Not long after the Salvation Army bell ringers began their volunteer work this morning, Chick-fil-A announced it would no longer be partnering with the beloved and iconic American charity.
The decision from the Atlanta-based restaurant chain, whose core mission is “to glorify God,” came the same day the Salvation Army kicked off its 129th Red Kettle Campaign, an annual initiative synonymous with the holiday season in the U.S.
In fiscal year 2018, Chick-fil-A donated $115,000 to the Salvation Army. But that will be no more, according to a statement released Monday by the quick-service restaurant. The brand plans to “deepen its giving to a smaller number of organizations,” and that no longer includes the 154-year-old Salvation Army.
“We’re saddened to learn that a corporate partner has felt it necessary to divert funding to other hunger, education, and homelessness organizations — areas in which the Salvation Army, as the largest social services provider in the world, is already fully committed,” read a statement from the Salvation Army, according to CNN.
The statement is particularly biting because Chick-fil-A said it was ending the partnership with The Salvation Army in order to focus on “education, homelessness, and hunger.” Clearly, the above statement from the Salvation Army is referencing this fact.
Chick-fil-A seemingly capitulated to backlash from some in the LGBTQ community who feel the franchise’s corporate cash goes to charities opposed to same-sex marriage. The shift comes right after pop singer Ellie Goulding blasted the Salvation Army when some in her fanbase rebuked her for partnering with a charitable organization they have characterized as anti-LGBTQ, an accusation that has also been leveled against Chick-fil-A over the years.
Goulding, for her part, threatened to withdraw her participation in the halftime show during the Dallas Cowboys game on Thanksgiving Day unless the Salvation Army, which benefits from the show, offered a full-throated endorsement of the LGBTQ agenda.
The Salvation Army, despite attacks from the left, has maintained they help all people in need — regardless of their sexual orientation.
“When misinformation is perpetuated without fact, our ability to serve those in need, regardless of sexual orientation, gender identity, religion or any other factor, is at risk,” continued the statement from the Salvation Army. “We urge the public to seek the truth before rushing to ill-informed judgment and greatly appreciate those partners and donors who ensure that anyone who needs our help feels safe and comfortable to come through our doors.”
As for Chick-fil-A, the company has offered no statement specifically mentioning the Salvation Army.
In lieu of donating to major charities like the Salvation Army, Chick-fil-A plans to give larger donations to Junior Achievement USA and Covenant House International and will donate $25,000 to local food banks each time a new franchise location is opened.
Adding insult to injury, Chick-fil-A’s decision to end its partnership with the Salvation Army — which has not been met warmly by those in the conservative community — came around the same time Google and Apple launched holiday partnerships with the beloved charity, offering those who use their mobile pay services the opportunity to donate directly to the faith-based organization.
Faithwire has reached out to Chick-fil-A for comment.
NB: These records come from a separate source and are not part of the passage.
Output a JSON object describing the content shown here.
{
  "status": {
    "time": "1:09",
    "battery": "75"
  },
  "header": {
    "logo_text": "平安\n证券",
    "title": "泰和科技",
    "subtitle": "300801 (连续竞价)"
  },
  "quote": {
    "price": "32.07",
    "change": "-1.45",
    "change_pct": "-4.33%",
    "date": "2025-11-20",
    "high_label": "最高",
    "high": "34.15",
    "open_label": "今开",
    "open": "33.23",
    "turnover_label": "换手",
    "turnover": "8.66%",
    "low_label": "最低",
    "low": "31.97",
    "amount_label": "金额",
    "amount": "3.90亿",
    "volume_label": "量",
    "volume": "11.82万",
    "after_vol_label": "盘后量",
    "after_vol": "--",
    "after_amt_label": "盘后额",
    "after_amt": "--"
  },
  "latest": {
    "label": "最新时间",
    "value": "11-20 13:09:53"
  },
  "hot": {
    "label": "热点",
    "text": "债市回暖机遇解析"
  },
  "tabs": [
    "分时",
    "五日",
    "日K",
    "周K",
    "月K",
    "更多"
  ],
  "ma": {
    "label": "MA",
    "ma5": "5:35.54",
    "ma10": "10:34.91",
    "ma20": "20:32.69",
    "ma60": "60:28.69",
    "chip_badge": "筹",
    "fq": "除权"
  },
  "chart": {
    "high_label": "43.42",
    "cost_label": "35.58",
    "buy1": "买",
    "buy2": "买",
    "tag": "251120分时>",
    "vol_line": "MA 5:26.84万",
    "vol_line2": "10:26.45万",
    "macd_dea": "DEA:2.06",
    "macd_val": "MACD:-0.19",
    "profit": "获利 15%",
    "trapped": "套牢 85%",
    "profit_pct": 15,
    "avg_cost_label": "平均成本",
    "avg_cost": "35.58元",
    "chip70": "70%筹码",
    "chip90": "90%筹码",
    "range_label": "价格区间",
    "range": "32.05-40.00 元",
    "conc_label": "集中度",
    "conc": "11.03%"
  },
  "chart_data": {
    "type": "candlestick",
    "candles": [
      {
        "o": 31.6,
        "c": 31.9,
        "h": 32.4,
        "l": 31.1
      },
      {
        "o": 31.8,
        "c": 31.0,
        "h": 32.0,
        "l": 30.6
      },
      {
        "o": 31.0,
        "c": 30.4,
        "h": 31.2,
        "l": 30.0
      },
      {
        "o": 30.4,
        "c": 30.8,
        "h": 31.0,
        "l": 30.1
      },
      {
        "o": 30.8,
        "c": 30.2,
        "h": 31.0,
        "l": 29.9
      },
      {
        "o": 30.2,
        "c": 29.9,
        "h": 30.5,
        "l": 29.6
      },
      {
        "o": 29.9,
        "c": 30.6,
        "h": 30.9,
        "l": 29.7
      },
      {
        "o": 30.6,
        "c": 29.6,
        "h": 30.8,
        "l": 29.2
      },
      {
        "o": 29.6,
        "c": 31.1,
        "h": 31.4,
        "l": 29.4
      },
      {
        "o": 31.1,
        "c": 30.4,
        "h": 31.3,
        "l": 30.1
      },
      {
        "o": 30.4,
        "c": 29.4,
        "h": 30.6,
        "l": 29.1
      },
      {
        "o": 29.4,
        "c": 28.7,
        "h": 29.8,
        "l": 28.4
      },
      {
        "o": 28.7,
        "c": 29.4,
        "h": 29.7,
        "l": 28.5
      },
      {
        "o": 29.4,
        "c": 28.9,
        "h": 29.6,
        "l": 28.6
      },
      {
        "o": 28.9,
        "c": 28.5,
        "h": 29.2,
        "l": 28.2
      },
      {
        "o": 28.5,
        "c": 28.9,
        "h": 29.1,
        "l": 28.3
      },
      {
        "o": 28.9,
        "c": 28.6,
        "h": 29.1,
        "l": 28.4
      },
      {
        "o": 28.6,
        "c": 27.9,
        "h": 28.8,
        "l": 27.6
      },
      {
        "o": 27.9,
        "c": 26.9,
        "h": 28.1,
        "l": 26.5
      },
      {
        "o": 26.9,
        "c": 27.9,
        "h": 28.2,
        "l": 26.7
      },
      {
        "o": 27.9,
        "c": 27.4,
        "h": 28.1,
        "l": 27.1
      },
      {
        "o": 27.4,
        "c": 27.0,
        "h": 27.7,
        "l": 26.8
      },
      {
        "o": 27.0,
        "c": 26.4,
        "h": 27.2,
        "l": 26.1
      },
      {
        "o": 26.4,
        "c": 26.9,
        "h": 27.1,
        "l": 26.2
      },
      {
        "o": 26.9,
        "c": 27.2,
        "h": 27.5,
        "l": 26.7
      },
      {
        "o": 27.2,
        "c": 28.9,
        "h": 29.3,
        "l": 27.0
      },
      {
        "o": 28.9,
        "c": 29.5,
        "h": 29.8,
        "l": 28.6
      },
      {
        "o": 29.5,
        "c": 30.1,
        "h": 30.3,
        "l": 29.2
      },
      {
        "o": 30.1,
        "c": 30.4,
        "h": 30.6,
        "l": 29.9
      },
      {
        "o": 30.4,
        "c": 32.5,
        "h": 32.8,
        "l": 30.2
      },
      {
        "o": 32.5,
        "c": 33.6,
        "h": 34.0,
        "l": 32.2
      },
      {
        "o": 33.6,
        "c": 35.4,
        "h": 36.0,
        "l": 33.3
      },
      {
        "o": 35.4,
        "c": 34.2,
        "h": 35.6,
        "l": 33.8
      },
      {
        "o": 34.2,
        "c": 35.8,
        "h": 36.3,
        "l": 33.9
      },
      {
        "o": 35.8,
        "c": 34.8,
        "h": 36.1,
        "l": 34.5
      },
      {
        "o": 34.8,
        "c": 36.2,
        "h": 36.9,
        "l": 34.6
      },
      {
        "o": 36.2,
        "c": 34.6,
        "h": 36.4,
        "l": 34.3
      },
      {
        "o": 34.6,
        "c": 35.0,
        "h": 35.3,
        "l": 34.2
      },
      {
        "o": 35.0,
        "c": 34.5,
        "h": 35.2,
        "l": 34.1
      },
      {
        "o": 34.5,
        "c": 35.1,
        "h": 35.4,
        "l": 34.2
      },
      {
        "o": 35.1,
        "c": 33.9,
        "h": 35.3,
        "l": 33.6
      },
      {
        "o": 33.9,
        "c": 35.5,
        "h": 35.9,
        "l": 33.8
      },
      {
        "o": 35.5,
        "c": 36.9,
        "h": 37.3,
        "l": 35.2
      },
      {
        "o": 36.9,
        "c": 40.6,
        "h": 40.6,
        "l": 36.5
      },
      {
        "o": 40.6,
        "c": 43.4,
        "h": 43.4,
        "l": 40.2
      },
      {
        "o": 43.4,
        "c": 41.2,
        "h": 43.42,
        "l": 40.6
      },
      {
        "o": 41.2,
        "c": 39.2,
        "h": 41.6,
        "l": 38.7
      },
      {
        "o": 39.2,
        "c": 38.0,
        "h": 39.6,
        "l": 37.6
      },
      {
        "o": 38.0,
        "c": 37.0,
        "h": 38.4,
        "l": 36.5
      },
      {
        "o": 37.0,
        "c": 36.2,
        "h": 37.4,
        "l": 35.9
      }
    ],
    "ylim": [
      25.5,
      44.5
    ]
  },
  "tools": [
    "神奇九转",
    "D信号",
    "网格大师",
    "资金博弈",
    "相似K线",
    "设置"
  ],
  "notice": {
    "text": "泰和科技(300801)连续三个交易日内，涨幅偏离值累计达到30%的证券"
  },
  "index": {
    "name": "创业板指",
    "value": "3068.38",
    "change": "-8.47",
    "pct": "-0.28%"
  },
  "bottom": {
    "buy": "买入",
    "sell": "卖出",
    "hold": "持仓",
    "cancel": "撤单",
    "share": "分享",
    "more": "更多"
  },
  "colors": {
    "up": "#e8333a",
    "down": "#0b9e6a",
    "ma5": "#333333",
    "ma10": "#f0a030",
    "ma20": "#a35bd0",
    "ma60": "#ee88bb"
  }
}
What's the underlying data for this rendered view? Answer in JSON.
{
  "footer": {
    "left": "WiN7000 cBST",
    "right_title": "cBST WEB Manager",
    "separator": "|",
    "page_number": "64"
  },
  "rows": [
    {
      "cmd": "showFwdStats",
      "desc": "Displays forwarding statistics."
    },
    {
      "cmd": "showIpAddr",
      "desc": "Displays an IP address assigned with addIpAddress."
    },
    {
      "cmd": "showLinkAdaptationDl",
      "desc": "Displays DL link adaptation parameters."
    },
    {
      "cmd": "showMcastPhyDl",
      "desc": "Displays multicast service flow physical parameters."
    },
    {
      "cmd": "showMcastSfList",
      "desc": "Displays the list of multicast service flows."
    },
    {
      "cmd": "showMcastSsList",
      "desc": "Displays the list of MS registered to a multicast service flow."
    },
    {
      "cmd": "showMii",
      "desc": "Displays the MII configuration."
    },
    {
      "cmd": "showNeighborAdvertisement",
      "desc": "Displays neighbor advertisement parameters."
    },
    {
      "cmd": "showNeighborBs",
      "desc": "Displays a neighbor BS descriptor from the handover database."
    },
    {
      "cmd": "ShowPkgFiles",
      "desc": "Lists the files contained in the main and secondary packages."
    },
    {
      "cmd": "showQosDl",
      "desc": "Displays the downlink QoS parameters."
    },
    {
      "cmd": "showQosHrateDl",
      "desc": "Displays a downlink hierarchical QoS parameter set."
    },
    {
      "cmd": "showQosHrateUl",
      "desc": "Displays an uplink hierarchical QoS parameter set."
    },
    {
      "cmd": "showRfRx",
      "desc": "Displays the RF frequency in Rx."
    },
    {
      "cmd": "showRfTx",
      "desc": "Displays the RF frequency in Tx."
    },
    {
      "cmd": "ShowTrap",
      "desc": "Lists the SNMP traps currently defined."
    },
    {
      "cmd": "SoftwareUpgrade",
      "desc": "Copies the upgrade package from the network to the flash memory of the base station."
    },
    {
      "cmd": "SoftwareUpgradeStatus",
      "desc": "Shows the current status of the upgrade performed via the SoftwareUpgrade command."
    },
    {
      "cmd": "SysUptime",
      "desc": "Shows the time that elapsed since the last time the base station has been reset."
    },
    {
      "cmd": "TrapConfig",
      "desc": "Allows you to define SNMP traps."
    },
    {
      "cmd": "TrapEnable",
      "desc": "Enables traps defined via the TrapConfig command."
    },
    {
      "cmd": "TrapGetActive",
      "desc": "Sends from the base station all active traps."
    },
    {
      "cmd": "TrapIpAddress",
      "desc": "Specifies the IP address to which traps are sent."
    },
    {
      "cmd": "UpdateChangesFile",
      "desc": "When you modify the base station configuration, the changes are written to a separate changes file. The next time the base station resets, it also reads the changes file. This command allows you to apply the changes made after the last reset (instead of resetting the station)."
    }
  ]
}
If a representative responds to our request, this story will be updated to include those remarks.